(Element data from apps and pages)

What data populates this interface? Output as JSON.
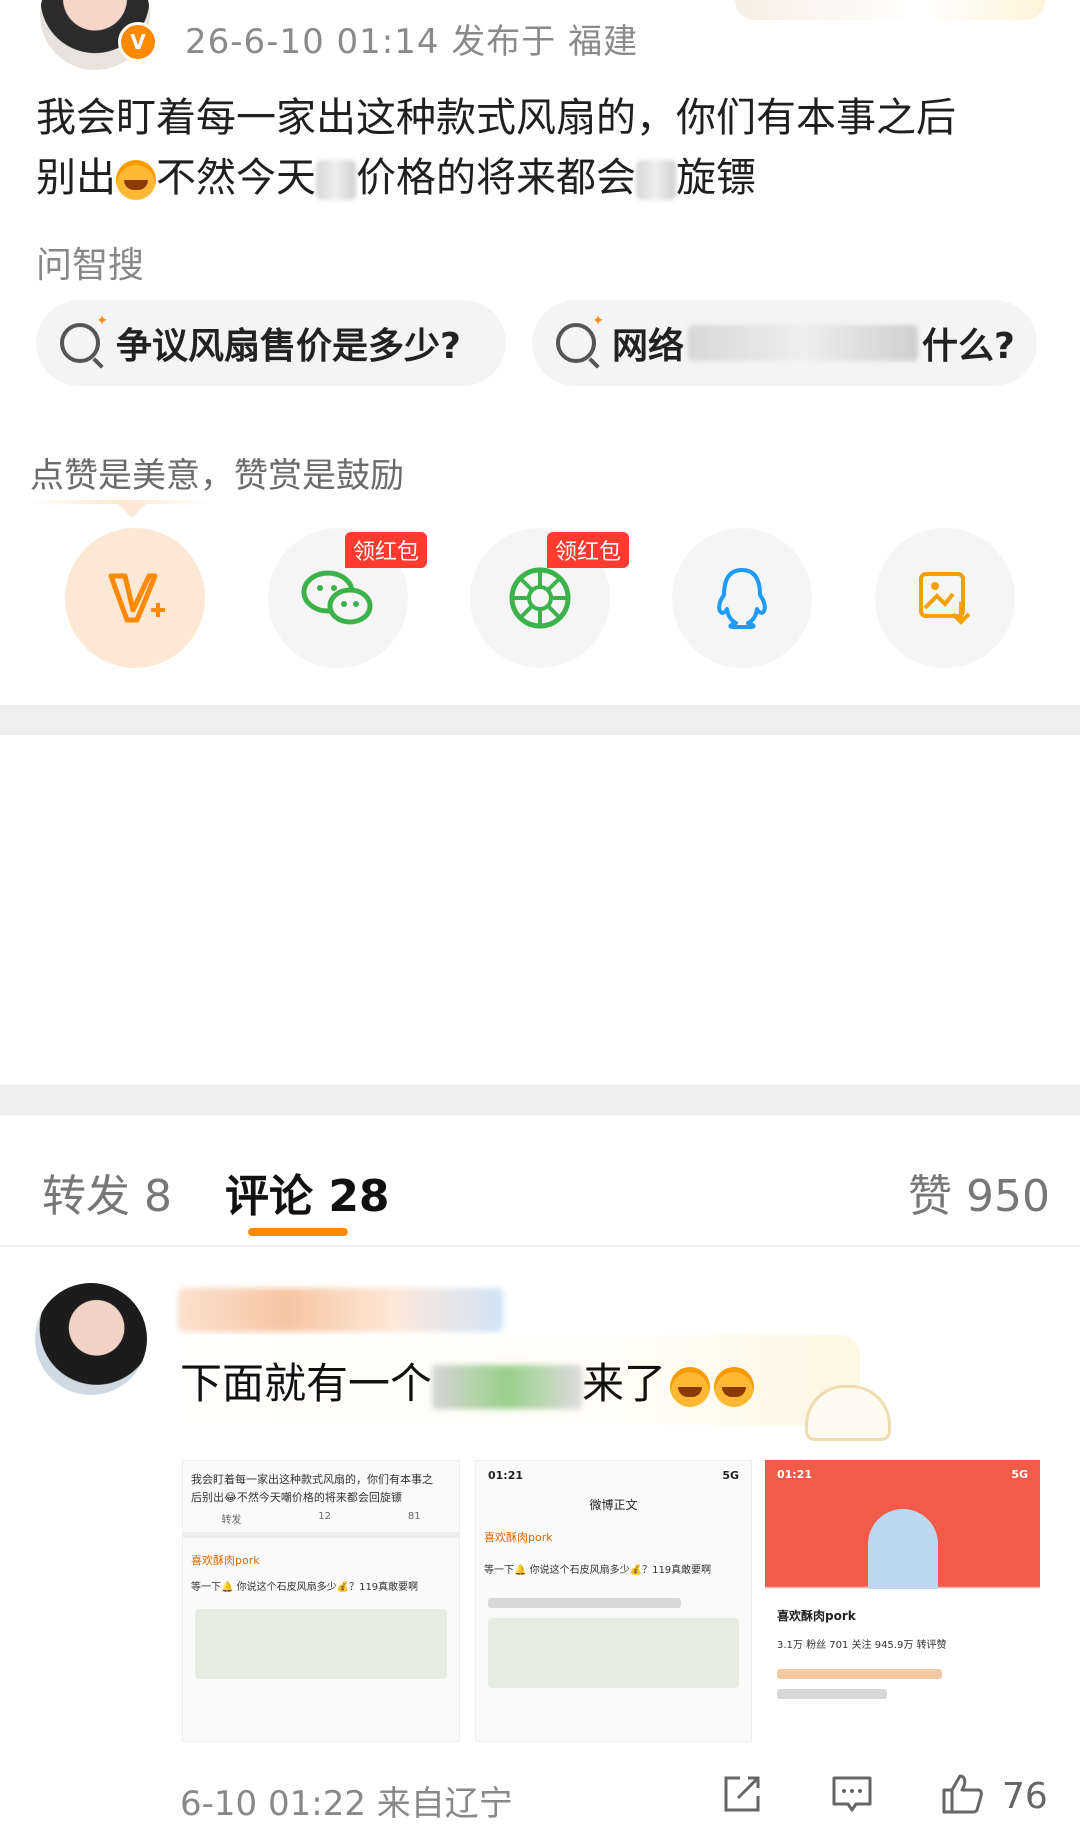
{
  "post": {
    "meta": "26-6-10 01:14  发布于 福建",
    "text_line1": "我会盯着每一家出这种款式风扇的，你们有本事之后",
    "text_line2_a": "别出",
    "text_line2_b": "不然今天",
    "text_line2_c": "价格的将来都会",
    "text_line2_d": "旋镖"
  },
  "search": {
    "heading": "问智搜",
    "chips": [
      {
        "label": "争议风扇售价是多少?"
      },
      {
        "label_start": "网络",
        "label_end": "什么?"
      }
    ]
  },
  "share": {
    "encourage_text": "点赞是美意，赞赏是鼓励",
    "red_packet_label": "领红包",
    "icons": [
      "weibo-v-plus-icon",
      "wechat-icon",
      "moments-icon",
      "qq-icon",
      "save-image-icon"
    ]
  },
  "tabs": {
    "repost": "转发 8",
    "comments": "评论 28",
    "likes": "赞 950"
  },
  "comment": {
    "text_a": "下面就有一个",
    "text_b": "来了",
    "meta": "6-10 01:22  来自辽宁",
    "like_count": "76",
    "thumb1": {
      "line1": "我会盯着每一家出这种款式风扇的，你们有本事之",
      "line2": "后别出😂不然今天嘲价格的将来都会回旋镖",
      "repost": "转发",
      "comments": "12",
      "likes": "81",
      "user": "喜欢酥肉pork",
      "reply": "等一下🔔 你说这个石皮风扇多少💰？119真敢要啊"
    },
    "thumb2": {
      "time": "01:21",
      "signal": "5G",
      "title": "微博正文",
      "user": "喜欢酥肉pork",
      "reply": "等一下🔔 你说这个石皮风扇多少💰？119真敢要啊"
    },
    "thumb3": {
      "time": "01:21",
      "signal": "5G",
      "user": "喜欢酥肉pork",
      "stats": "3.1万 粉丝   701 关注   945.9万 转评赞"
    }
  }
}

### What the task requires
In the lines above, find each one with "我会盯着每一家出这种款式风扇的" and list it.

### Response area
    "text_line1": "我会盯着每一家出这种款式风扇的，你们有本事之后",
      "line1": "我会盯着每一家出这种款式风扇的，你们有本事之",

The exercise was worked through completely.